But Bevin and Pence did not mention that Bevin vetoed the Republican-backed 2018 legislation that made both of those things possible. And while the dollar amount Kentucky has spent per pupil in public education is at an all-time high, when adjusted for inflation it is 13 percent less than the state spent in 2008, according to a report by the Center on Budget Policy and Priorities.
Pence also touted Trump's 2020 re-election campaign, reiterating the president's commitment to building a wall along the U.S. border with Mexico. After federal lawmakers did not give Trump enough money to build the wall, he declared a national emergency, which he says gives him permission to spend federal funds without direct authorization from Congress.
Pence thanked U.S. Senate Majority Leader Mitch McConnell for endorsing Trump's emergency declaration, but chided Kentucky's junior U.S. Sen. Rand Paul for opposing it.
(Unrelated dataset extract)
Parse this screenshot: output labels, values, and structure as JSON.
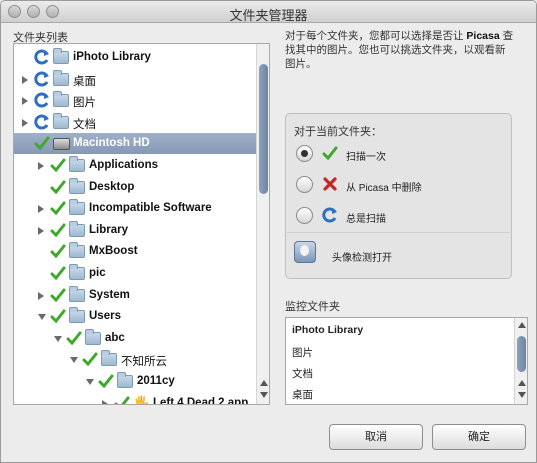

"We call on Sen. Rand Paul and every member of the United States Congress to stand with this president, stand for border security," Pence said. "A vote against the president's emergency declaration is a vote against border security."
Paul, in an emailed statement, said he supports Trump and considers him a friend.
"My opposition to the National Emergency is not about President Trump. When President Obama went around Congress and said he had a pen and a phone and he wasn't afraid to use it — I did everything I could to stop him," Paul said. "Congress needs to fund border security, but no President should go around Congress. The Constitution is very clear that Congress controls spending."
Bevin mostly self-funded his surprising 2015 campaign, spending more than $4 million of his own money to win a statewide race one year after losing to U.S. Sen. Mitch McConnell in a GOP Senate primary where the now Senate majority leader had labeled him a "pathological liar."
Fundraising should be a little easier for Bevin now that he's been in office nearly four years. Pence was also scheduled to attend a Friday fundraiser for Bevin. Tickets were $1,000, and they were $2,000 to be listed as a sponsor, according to a copy of the invitation obtained by The Associated Press.